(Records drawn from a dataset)
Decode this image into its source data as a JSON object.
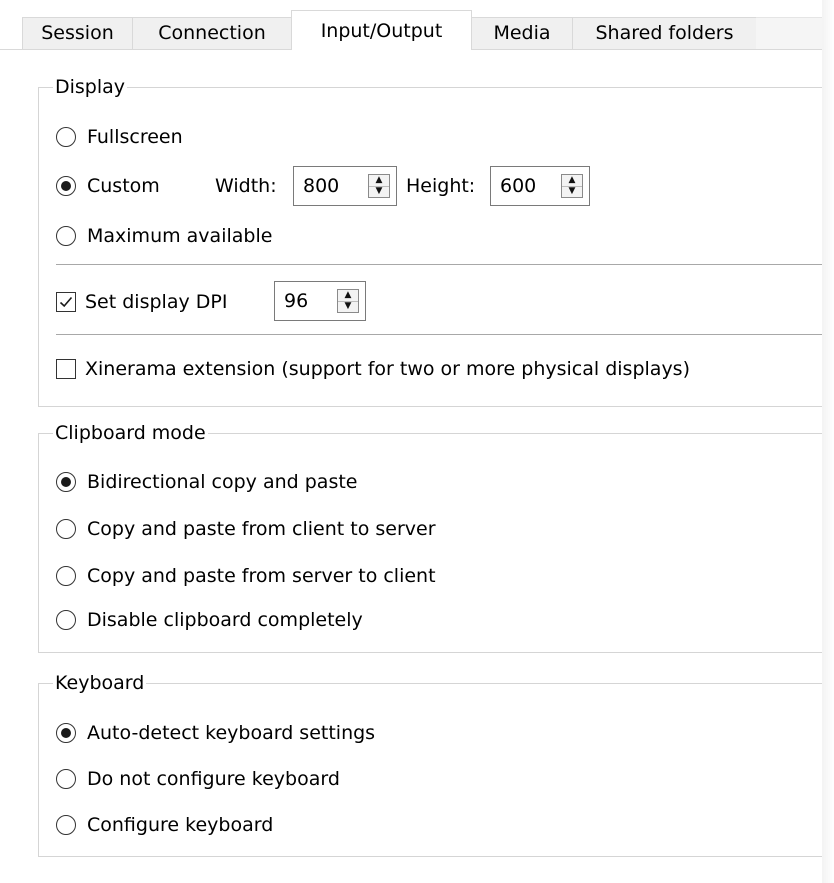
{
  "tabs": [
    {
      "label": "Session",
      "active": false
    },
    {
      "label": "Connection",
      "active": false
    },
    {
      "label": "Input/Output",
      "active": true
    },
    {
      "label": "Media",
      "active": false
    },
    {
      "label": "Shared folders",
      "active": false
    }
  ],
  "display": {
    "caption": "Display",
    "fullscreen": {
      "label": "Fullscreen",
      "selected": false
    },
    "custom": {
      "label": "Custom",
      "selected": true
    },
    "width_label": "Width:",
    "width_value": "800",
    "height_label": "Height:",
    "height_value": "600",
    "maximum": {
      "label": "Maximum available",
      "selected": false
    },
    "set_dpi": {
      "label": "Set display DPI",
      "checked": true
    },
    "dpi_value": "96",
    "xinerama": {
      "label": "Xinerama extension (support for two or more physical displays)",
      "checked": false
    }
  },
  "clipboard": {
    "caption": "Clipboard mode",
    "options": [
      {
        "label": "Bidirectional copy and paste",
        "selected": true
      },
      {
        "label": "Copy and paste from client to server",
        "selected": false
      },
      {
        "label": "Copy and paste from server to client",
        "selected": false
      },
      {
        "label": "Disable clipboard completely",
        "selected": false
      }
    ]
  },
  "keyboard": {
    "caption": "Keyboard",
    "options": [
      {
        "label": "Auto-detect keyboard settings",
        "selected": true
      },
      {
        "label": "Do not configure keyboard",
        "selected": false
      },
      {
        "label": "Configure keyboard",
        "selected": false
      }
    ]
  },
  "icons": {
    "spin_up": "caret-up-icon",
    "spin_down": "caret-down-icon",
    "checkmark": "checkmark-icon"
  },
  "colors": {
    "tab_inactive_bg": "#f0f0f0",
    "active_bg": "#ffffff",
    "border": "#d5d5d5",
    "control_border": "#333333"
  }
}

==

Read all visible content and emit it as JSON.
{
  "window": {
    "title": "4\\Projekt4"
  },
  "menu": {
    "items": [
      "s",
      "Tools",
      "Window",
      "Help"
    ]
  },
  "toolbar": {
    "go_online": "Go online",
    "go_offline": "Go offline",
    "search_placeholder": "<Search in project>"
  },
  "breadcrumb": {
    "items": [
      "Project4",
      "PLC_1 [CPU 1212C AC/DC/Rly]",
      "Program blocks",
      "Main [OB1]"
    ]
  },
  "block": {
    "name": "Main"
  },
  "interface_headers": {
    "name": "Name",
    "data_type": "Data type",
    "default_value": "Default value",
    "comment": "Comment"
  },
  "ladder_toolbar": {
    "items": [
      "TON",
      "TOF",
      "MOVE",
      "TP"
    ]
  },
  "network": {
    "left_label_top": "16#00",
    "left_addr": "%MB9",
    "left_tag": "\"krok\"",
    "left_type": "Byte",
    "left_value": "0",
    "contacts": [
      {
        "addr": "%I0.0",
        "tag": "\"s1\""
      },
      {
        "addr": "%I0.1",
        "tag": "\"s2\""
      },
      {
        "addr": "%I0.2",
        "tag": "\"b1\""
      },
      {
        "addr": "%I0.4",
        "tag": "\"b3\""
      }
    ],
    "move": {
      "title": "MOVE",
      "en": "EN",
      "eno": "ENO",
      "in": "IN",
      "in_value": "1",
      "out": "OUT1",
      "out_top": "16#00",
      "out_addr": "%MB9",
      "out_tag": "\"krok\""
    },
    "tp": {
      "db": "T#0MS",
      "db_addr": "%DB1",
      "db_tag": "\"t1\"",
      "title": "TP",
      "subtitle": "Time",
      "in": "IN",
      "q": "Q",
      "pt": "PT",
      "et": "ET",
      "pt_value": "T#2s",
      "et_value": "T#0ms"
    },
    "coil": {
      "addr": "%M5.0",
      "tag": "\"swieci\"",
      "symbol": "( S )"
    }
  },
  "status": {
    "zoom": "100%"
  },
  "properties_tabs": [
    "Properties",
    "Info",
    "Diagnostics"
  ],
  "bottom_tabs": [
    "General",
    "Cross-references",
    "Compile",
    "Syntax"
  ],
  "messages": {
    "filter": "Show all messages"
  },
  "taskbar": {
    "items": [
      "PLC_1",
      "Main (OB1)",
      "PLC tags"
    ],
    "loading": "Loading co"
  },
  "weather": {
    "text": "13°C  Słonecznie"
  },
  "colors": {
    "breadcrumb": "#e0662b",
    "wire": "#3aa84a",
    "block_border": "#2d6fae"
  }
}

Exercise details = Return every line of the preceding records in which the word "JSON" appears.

Finished exercise =
Decode this image into its source data as a JSON object.
Read all visible content and emit it as JSON.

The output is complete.